• **Problem statement**
All of the listing, from first line to last, should be output exactly; the pictures stay out.
*** Record excerpts Section Begins ***
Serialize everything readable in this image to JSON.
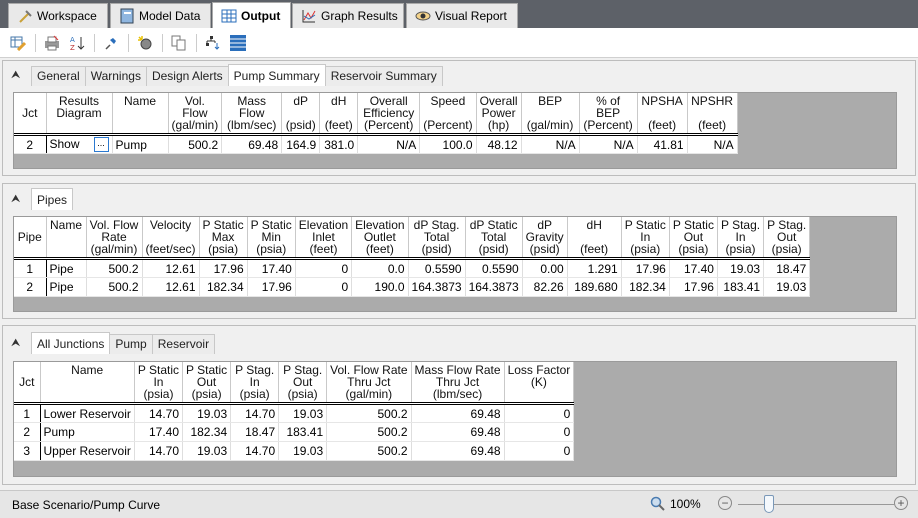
{
  "main_tabs": [
    {
      "label": "Workspace",
      "icon": "hammer-icon",
      "active": false
    },
    {
      "label": "Model Data",
      "icon": "notebook-icon",
      "active": false
    },
    {
      "label": "Output",
      "icon": "table-icon",
      "active": true
    },
    {
      "label": "Graph Results",
      "icon": "graph-icon",
      "active": false
    },
    {
      "label": "Visual Report",
      "icon": "eye-icon",
      "active": false
    }
  ],
  "toolbar": [
    "edit-table-icon",
    "print-icon",
    "sort-az-icon",
    "pin-icon",
    "highlight-icon",
    "copy-icon",
    "hierarchy-icon",
    "rows-icon"
  ],
  "pump_panel": {
    "tabs": [
      "General",
      "Warnings",
      "Design Alerts",
      "Pump Summary",
      "Reservoir Summary"
    ],
    "active_tab": "Pump Summary",
    "headers": [
      [
        "",
        "Jct",
        ""
      ],
      [
        "Results",
        "Diagram",
        ""
      ],
      [
        "Name",
        "",
        ""
      ],
      [
        "Vol.",
        "Flow",
        "(gal/min)"
      ],
      [
        "Mass",
        "Flow",
        "(lbm/sec)"
      ],
      [
        "dP",
        "",
        "(psid)"
      ],
      [
        "dH",
        "",
        "(feet)"
      ],
      [
        "Overall",
        "Efficiency",
        "(Percent)"
      ],
      [
        "Speed",
        "",
        "(Percent)"
      ],
      [
        "Overall",
        "Power",
        "(hp)"
      ],
      [
        "BEP",
        "",
        "(gal/min)"
      ],
      [
        "% of",
        "BEP",
        "(Percent)"
      ],
      [
        "NPSHA",
        "",
        "(feet)"
      ],
      [
        "NPSHR",
        "",
        "(feet)"
      ]
    ],
    "rows": [
      [
        "2",
        "Show",
        "Pump",
        "500.2",
        "69.48",
        "164.9",
        "381.0",
        "N/A",
        "100.0",
        "48.12",
        "N/A",
        "N/A",
        "41.81",
        "N/A"
      ]
    ]
  },
  "pipes_panel": {
    "tabs": [
      "Pipes"
    ],
    "active_tab": "Pipes",
    "headers": [
      [
        "",
        "Pipe",
        ""
      ],
      [
        "Name",
        "",
        ""
      ],
      [
        "Vol. Flow",
        "Rate",
        "(gal/min)"
      ],
      [
        "Velocity",
        "",
        "(feet/sec)"
      ],
      [
        "P Static",
        "Max",
        "(psia)"
      ],
      [
        "P Static",
        "Min",
        "(psia)"
      ],
      [
        "Elevation",
        "Inlet",
        "(feet)"
      ],
      [
        "Elevation",
        "Outlet",
        "(feet)"
      ],
      [
        "dP Stag.",
        "Total",
        "(psid)"
      ],
      [
        "dP Static",
        "Total",
        "(psid)"
      ],
      [
        "dP",
        "Gravity",
        "(psid)"
      ],
      [
        "dH",
        "",
        "(feet)"
      ],
      [
        "P Static",
        "In",
        "(psia)"
      ],
      [
        "P Static",
        "Out",
        "(psia)"
      ],
      [
        "P Stag.",
        "In",
        "(psia)"
      ],
      [
        "P Stag.",
        "Out",
        "(psia)"
      ]
    ],
    "rows": [
      [
        "1",
        "Pipe",
        "500.2",
        "12.61",
        "17.96",
        "17.40",
        "0",
        "0.0",
        "0.5590",
        "0.5590",
        "0.00",
        "1.291",
        "17.96",
        "17.40",
        "19.03",
        "18.47"
      ],
      [
        "2",
        "Pipe",
        "500.2",
        "12.61",
        "182.34",
        "17.96",
        "0",
        "190.0",
        "164.3873",
        "164.3873",
        "82.26",
        "189.680",
        "182.34",
        "17.96",
        "183.41",
        "19.03"
      ]
    ]
  },
  "junctions_panel": {
    "tabs": [
      "All Junctions",
      "Pump",
      "Reservoir"
    ],
    "active_tab": "All Junctions",
    "headers": [
      [
        "",
        "Jct",
        ""
      ],
      [
        "Name",
        "",
        ""
      ],
      [
        "P Static",
        "In",
        "(psia)"
      ],
      [
        "P Static",
        "Out",
        "(psia)"
      ],
      [
        "P Stag.",
        "In",
        "(psia)"
      ],
      [
        "P Stag.",
        "Out",
        "(psia)"
      ],
      [
        "Vol. Flow Rate",
        "Thru Jct",
        "(gal/min)"
      ],
      [
        "Mass Flow Rate",
        "Thru Jct",
        "(lbm/sec)"
      ],
      [
        "Loss Factor",
        "(K)",
        ""
      ]
    ],
    "rows": [
      [
        "1",
        "Lower Reservoir",
        "14.70",
        "19.03",
        "14.70",
        "19.03",
        "500.2",
        "69.48",
        "0"
      ],
      [
        "2",
        "Pump",
        "17.40",
        "182.34",
        "18.47",
        "183.41",
        "500.2",
        "69.48",
        "0"
      ],
      [
        "3",
        "Upper Reservoir",
        "14.70",
        "19.03",
        "14.70",
        "19.03",
        "500.2",
        "69.48",
        "0"
      ]
    ]
  },
  "status": {
    "scenario": "Base Scenario/Pump Curve",
    "zoom": "100%",
    "zoom_fraction": 0.2
  }
}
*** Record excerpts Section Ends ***
• **Exercise output**
Serialize everything readable in this image to JSON.
{
  "main_tabs": [
    {
      "label": "Workspace",
      "icon": "hammer-icon",
      "active": false
    },
    {
      "label": "Model Data",
      "icon": "notebook-icon",
      "active": false
    },
    {
      "label": "Output",
      "icon": "table-icon",
      "active": true
    },
    {
      "label": "Graph Results",
      "icon": "graph-icon",
      "active": false
    },
    {
      "label": "Visual Report",
      "icon": "eye-icon",
      "active": false
    }
  ],
  "toolbar": [
    "edit-table-icon",
    "print-icon",
    "sort-az-icon",
    "pin-icon",
    "highlight-icon",
    "copy-icon",
    "hierarchy-icon",
    "rows-icon"
  ],
  "pump_panel": {
    "tabs": [
      "General",
      "Warnings",
      "Design Alerts",
      "Pump Summary",
      "Reservoir Summary"
    ],
    "active_tab": "Pump Summary",
    "headers": [
      [
        "",
        "Jct",
        ""
      ],
      [
        "Results",
        "Diagram",
        ""
      ],
      [
        "Name",
        "",
        ""
      ],
      [
        "Vol.",
        "Flow",
        "(gal/min)"
      ],
      [
        "Mass",
        "Flow",
        "(lbm/sec)"
      ],
      [
        "dP",
        "",
        "(psid)"
      ],
      [
        "dH",
        "",
        "(feet)"
      ],
      [
        "Overall",
        "Efficiency",
        "(Percent)"
      ],
      [
        "Speed",
        "",
        "(Percent)"
      ],
      [
        "Overall",
        "Power",
        "(hp)"
      ],
      [
        "BEP",
        "",
        "(gal/min)"
      ],
      [
        "% of",
        "BEP",
        "(Percent)"
      ],
      [
        "NPSHA",
        "",
        "(feet)"
      ],
      [
        "NPSHR",
        "",
        "(feet)"
      ]
    ],
    "rows": [
      [
        "2",
        "Show",
        "Pump",
        "500.2",
        "69.48",
        "164.9",
        "381.0",
        "N/A",
        "100.0",
        "48.12",
        "N/A",
        "N/A",
        "41.81",
        "N/A"
      ]
    ]
  },
  "pipes_panel": {
    "tabs": [
      "Pipes"
    ],
    "active_tab": "Pipes",
    "headers": [
      [
        "",
        "Pipe",
        ""
      ],
      [
        "Name",
        "",
        ""
      ],
      [
        "Vol. Flow",
        "Rate",
        "(gal/min)"
      ],
      [
        "Velocity",
        "",
        "(feet/sec)"
      ],
      [
        "P Static",
        "Max",
        "(psia)"
      ],
      [
        "P Static",
        "Min",
        "(psia)"
      ],
      [
        "Elevation",
        "Inlet",
        "(feet)"
      ],
      [
        "Elevation",
        "Outlet",
        "(feet)"
      ],
      [
        "dP Stag.",
        "Total",
        "(psid)"
      ],
      [
        "dP Static",
        "Total",
        "(psid)"
      ],
      [
        "dP",
        "Gravity",
        "(psid)"
      ],
      [
        "dH",
        "",
        "(feet)"
      ],
      [
        "P Static",
        "In",
        "(psia)"
      ],
      [
        "P Static",
        "Out",
        "(psia)"
      ],
      [
        "P Stag.",
        "In",
        "(psia)"
      ],
      [
        "P Stag.",
        "Out",
        "(psia)"
      ]
    ],
    "rows": [
      [
        "1",
        "Pipe",
        "500.2",
        "12.61",
        "17.96",
        "17.40",
        "0",
        "0.0",
        "0.5590",
        "0.5590",
        "0.00",
        "1.291",
        "17.96",
        "17.40",
        "19.03",
        "18.47"
      ],
      [
        "2",
        "Pipe",
        "500.2",
        "12.61",
        "182.34",
        "17.96",
        "0",
        "190.0",
        "164.3873",
        "164.3873",
        "82.26",
        "189.680",
        "182.34",
        "17.96",
        "183.41",
        "19.03"
      ]
    ]
  },
  "junctions_panel": {
    "tabs": [
      "All Junctions",
      "Pump",
      "Reservoir"
    ],
    "active_tab": "All Junctions",
    "headers": [
      [
        "",
        "Jct",
        ""
      ],
      [
        "Name",
        "",
        ""
      ],
      [
        "P Static",
        "In",
        "(psia)"
      ],
      [
        "P Static",
        "Out",
        "(psia)"
      ],
      [
        "P Stag.",
        "In",
        "(psia)"
      ],
      [
        "P Stag.",
        "Out",
        "(psia)"
      ],
      [
        "Vol. Flow Rate",
        "Thru Jct",
        "(gal/min)"
      ],
      [
        "Mass Flow Rate",
        "Thru Jct",
        "(lbm/sec)"
      ],
      [
        "Loss Factor",
        "(K)",
        ""
      ]
    ],
    "rows": [
      [
        "1",
        "Lower Reservoir",
        "14.70",
        "19.03",
        "14.70",
        "19.03",
        "500.2",
        "69.48",
        "0"
      ],
      [
        "2",
        "Pump",
        "17.40",
        "182.34",
        "18.47",
        "183.41",
        "500.2",
        "69.48",
        "0"
      ],
      [
        "3",
        "Upper Reservoir",
        "14.70",
        "19.03",
        "14.70",
        "19.03",
        "500.2",
        "69.48",
        "0"
      ]
    ]
  },
  "status": {
    "scenario": "Base Scenario/Pump Curve",
    "zoom": "100%",
    "zoom_fraction": 0.2
  }
}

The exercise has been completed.